Varieties and Subspecies of Bilberry
Vaccinium myrtillus is the species most commonly found and cultivated of all Vaccinium species with the common name of "bilberry." While V. myrtillus has no identified subspecies or varieties, it is sometimes referred to by its botanical synonym, V. yatabei.
Throughout history, bilberries have been used for a range of different medicinal purposes. Native Americans, for example, held the plant in high esteem as a herbal remedy for different and seemingly unrelated illnesses. Later, in the 12th century, the fruit was commonly recommended as a way of inducing menstruation and solving "women's ailments." By the 16th century, bilberry became a popular treatment for curing diarrhea, and during the 18th century, bilberries were widely described in herbals and medicinal treatises as a cure for intestinal disorders and mouth ulcers.
Bilberry is very popular in many foods, and therefore, it is in large demand in the alimentary industry. However, due to its medicinal benefits, it is also highly sought in the herbal remedy world. Bilberries are extremely difficult to grow, so they are collected from the wild rather than cultivated. They are plentiful in Northern Europe, especially in Sweden, where 20% of the unoccupied land is covered in bilberry bushes.
During World War II, interest in the properties of bilberry was revived by the British Government, who spread the rumor that bilberries were responsible for their night pilots' unusually sharp vision.

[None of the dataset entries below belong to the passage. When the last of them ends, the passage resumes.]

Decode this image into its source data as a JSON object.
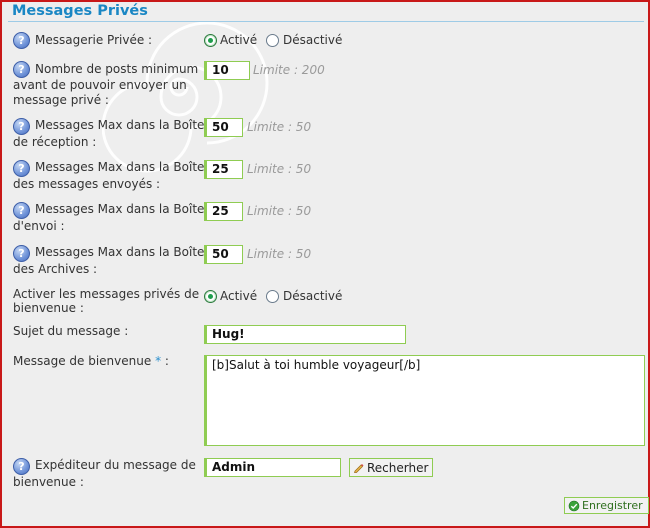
{
  "title": "Messages Privés",
  "help_glyph": "?",
  "rows": {
    "messagerie": {
      "label": "Messagerie Privée :",
      "opt_on": "Activé",
      "opt_off": "Désactivé",
      "selected": "Activé"
    },
    "min_posts": {
      "label_l1": "Nombre de posts minimum",
      "label_l2": "avant de pouvoir envoyer un",
      "label_l3": "message privé :",
      "value": "10",
      "limit": "Limite : 200"
    },
    "inbox": {
      "label_l1": "Messages Max dans la Boîte",
      "label_l2": "de réception :",
      "value": "50",
      "limit": "Limite : 50"
    },
    "sent": {
      "label_l1": "Messages Max dans la Boîte",
      "label_l2": "des messages envoyés :",
      "value": "25",
      "limit": "Limite : 50"
    },
    "outbox": {
      "label_l1": "Messages Max dans la Boîte",
      "label_l2": "d'envoi :",
      "value": "25",
      "limit": "Limite : 50"
    },
    "archives": {
      "label_l1": "Messages Max dans la Boîte",
      "label_l2": "des Archives :",
      "value": "50",
      "limit": "Limite : 50"
    },
    "welcome_enable": {
      "label_l1": "Activer les messages privés de",
      "label_l2": "bienvenue :",
      "opt_on": "Activé",
      "opt_off": "Désactivé",
      "selected": "Activé"
    },
    "subject": {
      "label": "Sujet du message :",
      "value": "Hug!"
    },
    "welcome_msg": {
      "label": "Message de bienvenue",
      "required_mark": "*",
      "label_suffix": ":",
      "value": "[b]Salut à toi humble voyageur[/b]"
    },
    "sender": {
      "label_l1": "Expéditeur du message de",
      "label_l2": "bienvenue :",
      "value": "Admin",
      "search_label": "Recherher"
    }
  },
  "save_label": "Enregistrer",
  "colors": {
    "accent": "#1a87c4",
    "field_border": "#8fcc52",
    "radio_on": "#1e9d4c",
    "frame": "#c81818"
  }
}
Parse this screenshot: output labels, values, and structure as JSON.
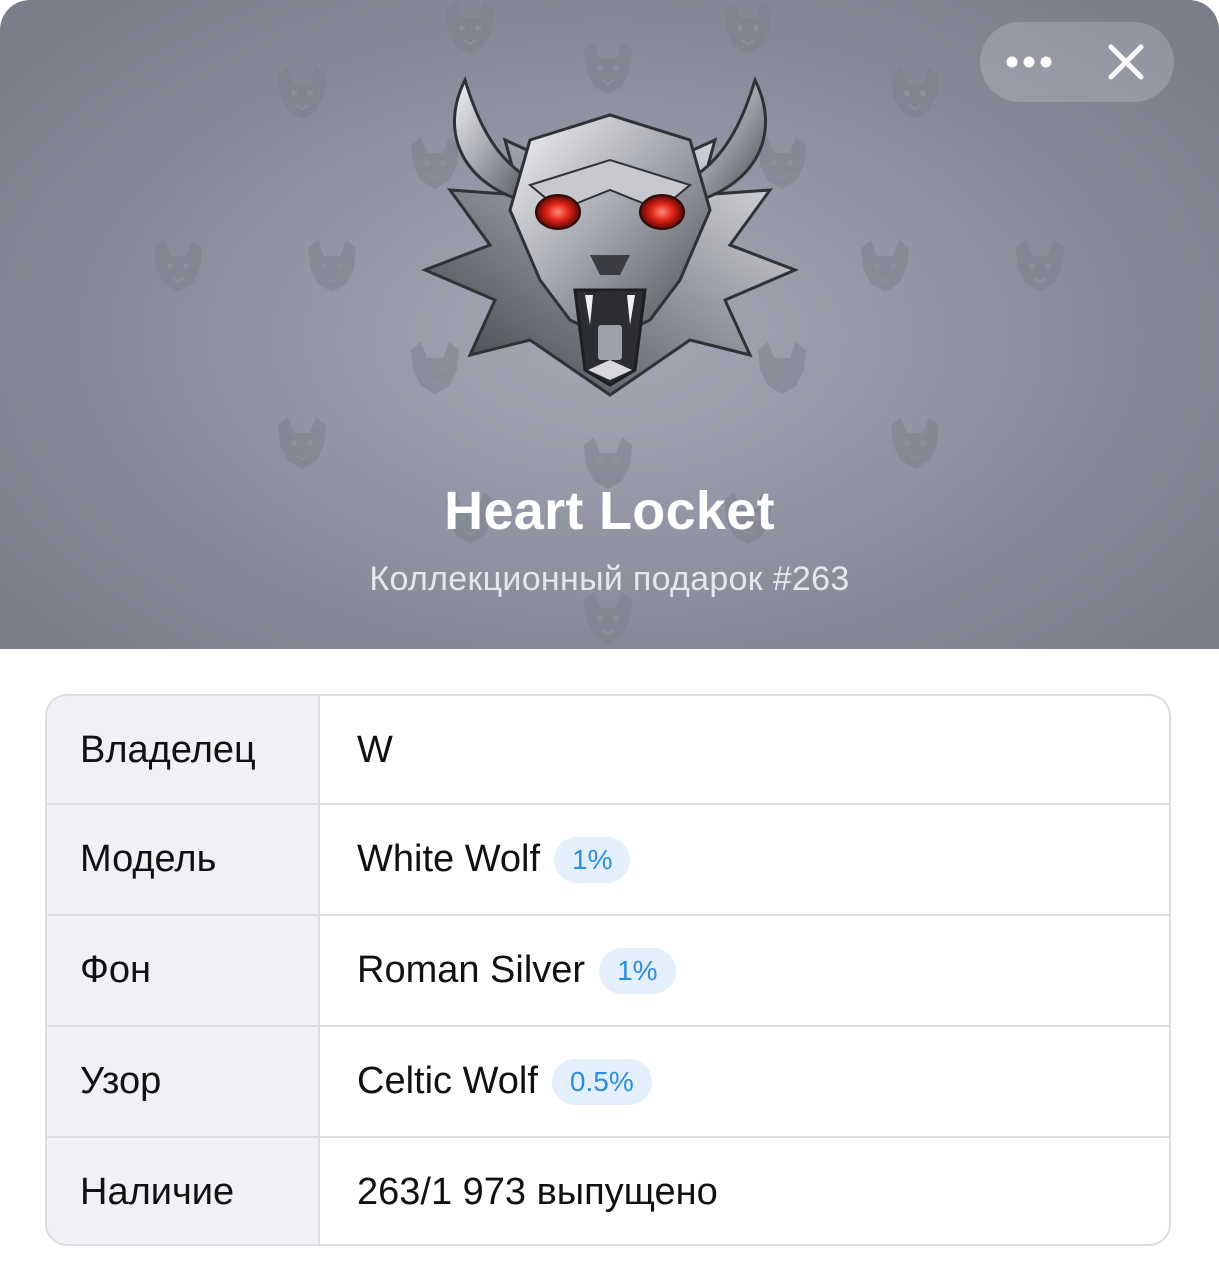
{
  "header": {
    "title": "Heart Locket",
    "subtitle": "Коллекционный подарок #263",
    "background_color": "#9497a5",
    "controls": [
      {
        "icon": "more-dots-icon"
      },
      {
        "icon": "close-icon"
      }
    ]
  },
  "emblem": {
    "icon": "wolf-head-emblem",
    "eye_color": "#e02418",
    "pattern_icon": "wolf-pattern-icon"
  },
  "details": {
    "rows": [
      {
        "label": "Владелец",
        "value": "W"
      },
      {
        "label": "Модель",
        "value": "White Wolf",
        "badge": "1%"
      },
      {
        "label": "Фон",
        "value": "Roman Silver",
        "badge": "1%"
      },
      {
        "label": "Узор",
        "value": "Celtic Wolf",
        "badge": "0.5%"
      },
      {
        "label": "Наличие",
        "value": "263/1 973 выпущено"
      }
    ],
    "badge_color": "#2f8de0"
  }
}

This rumor was fabricated to conceal from their enemies the fact that they had developed radar technologies.
Personal care products. Some manufacturers use bilberry's essential oils in the production of shampoos and soaps.

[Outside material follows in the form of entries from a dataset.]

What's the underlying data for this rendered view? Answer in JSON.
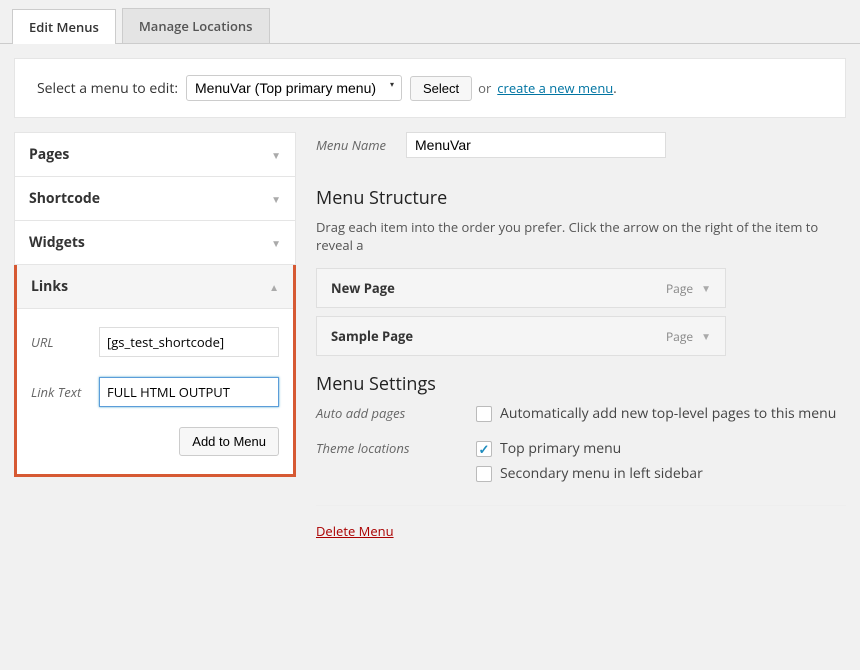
{
  "tabs": {
    "edit_menus": "Edit Menus",
    "manage_locations": "Manage Locations"
  },
  "select_row": {
    "label": "Select a menu to edit:",
    "selected": "MenuVar (Top primary menu)",
    "select_btn": "Select",
    "or": "or",
    "create_link": "create a new menu",
    "period": "."
  },
  "panels": {
    "pages": "Pages",
    "shortcode": "Shortcode",
    "widgets": "Widgets",
    "links": "Links"
  },
  "links_form": {
    "url_label": "URL",
    "url_value": "[gs_test_shortcode]",
    "linktext_label": "Link Text",
    "linktext_value": "FULL HTML OUTPUT",
    "add_btn": "Add to Menu"
  },
  "menu_name": {
    "label": "Menu Name",
    "value": "MenuVar"
  },
  "structure": {
    "heading": "Menu Structure",
    "desc": "Drag each item into the order you prefer. Click the arrow on the right of the item to reveal a",
    "items": [
      {
        "name": "New Page",
        "type": "Page"
      },
      {
        "name": "Sample Page",
        "type": "Page"
      }
    ]
  },
  "settings": {
    "heading": "Menu Settings",
    "auto_add_label": "Auto add pages",
    "auto_add_opt": "Automatically add new top-level pages to this menu",
    "theme_loc_label": "Theme locations",
    "theme_opts": [
      {
        "label": "Top primary menu",
        "checked": true
      },
      {
        "label": "Secondary menu in left sidebar",
        "checked": false
      }
    ]
  },
  "delete_label": "Delete Menu"
}
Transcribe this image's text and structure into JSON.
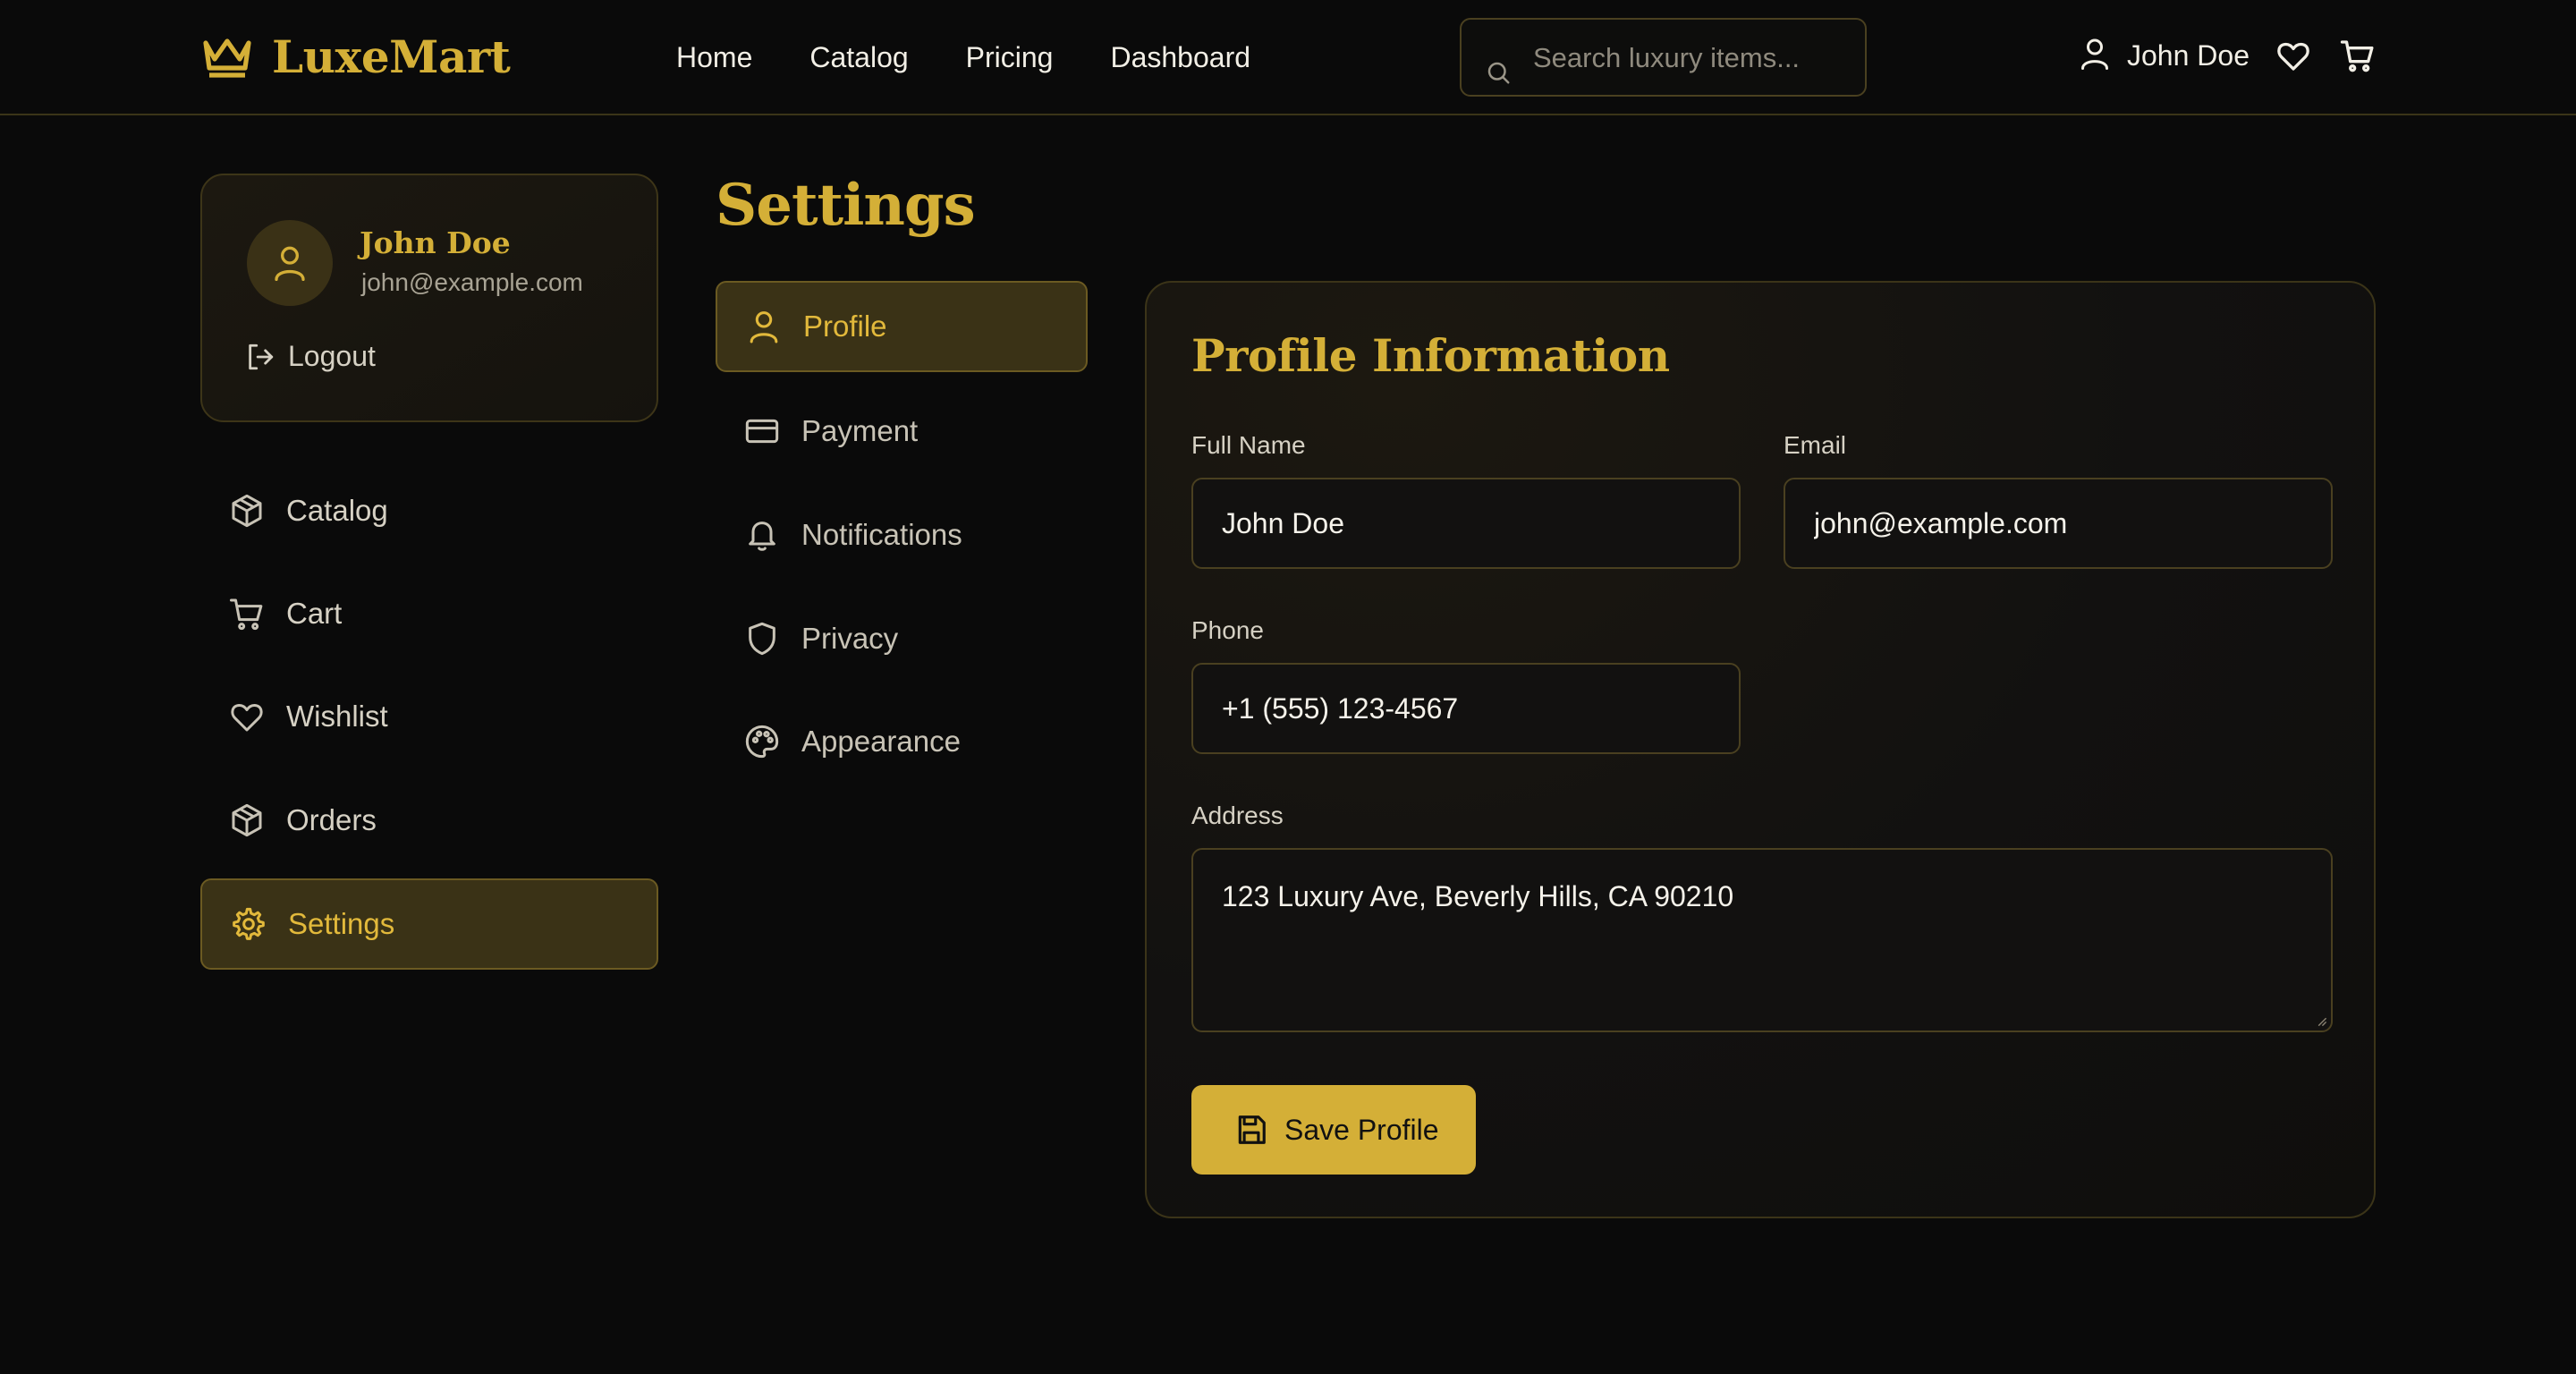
{
  "brand": {
    "name": "LuxeMart",
    "accent": "#d4af37",
    "icon": "crown-icon"
  },
  "nav": [
    {
      "label": "Home"
    },
    {
      "label": "Catalog"
    },
    {
      "label": "Pricing"
    },
    {
      "label": "Dashboard"
    }
  ],
  "search": {
    "placeholder": "Search luxury items...",
    "value": "",
    "icon": "search-icon"
  },
  "header_user": {
    "name": "John Doe",
    "icons": [
      "user-icon",
      "heart-icon",
      "cart-icon"
    ]
  },
  "profile_card": {
    "name": "John Doe",
    "email": "john@example.com",
    "logout_label": "Logout"
  },
  "sidebar": {
    "items": [
      {
        "label": "Catalog",
        "icon": "box-icon"
      },
      {
        "label": "Cart",
        "icon": "cart-icon"
      },
      {
        "label": "Wishlist",
        "icon": "heart-icon"
      },
      {
        "label": "Orders",
        "icon": "box-icon"
      },
      {
        "label": "Settings",
        "icon": "gear-icon",
        "active": true
      }
    ]
  },
  "settings": {
    "title": "Settings",
    "menu": [
      {
        "label": "Profile",
        "icon": "user-icon",
        "active": true
      },
      {
        "label": "Payment",
        "icon": "credit-card-icon"
      },
      {
        "label": "Notifications",
        "icon": "bell-icon"
      },
      {
        "label": "Privacy",
        "icon": "shield-icon"
      },
      {
        "label": "Appearance",
        "icon": "palette-icon"
      }
    ]
  },
  "profile_form": {
    "title": "Profile Information",
    "full_name": {
      "label": "Full Name",
      "value": "John Doe"
    },
    "email": {
      "label": "Email",
      "value": "john@example.com"
    },
    "phone": {
      "label": "Phone",
      "value": "+1 (555) 123-4567"
    },
    "address": {
      "label": "Address",
      "value": "123 Luxury Ave, Beverly Hills, CA 90210"
    },
    "save_label": "Save Profile"
  },
  "colors": {
    "background": "#0a0a0a",
    "accent": "#d4af37",
    "active_bg": "#3a3216"
  }
}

Dye. Due to their anthocyanin content, bilberries have also been used as a blue dye, as well as a colorant for wine and liqueur.
- Herbal Medicine: Biomolecular and Clinical Aspects, Bilberry (Vaccinium myrtillus L.), chapter 4
- International Journal of Food Sciences and Nutrition, Vaccinium myrtillus extract prevents or delays the onset of diabetes--induced blood-retinal barrier breakdown, 2015
- Encyclopedia of Herbal Medicine, p. 147
- MedlinePlus Herbs and Supplements, Bilberry
- Germplasm Resources Information, Taxon: Vaccinium myrtillus L.
- University of Maryland Medical Center, Bilberry
- Alternative Medicine Review, The effect of bilberry nutritional supplementation on night visual acuity and contrast sensitivity, 2000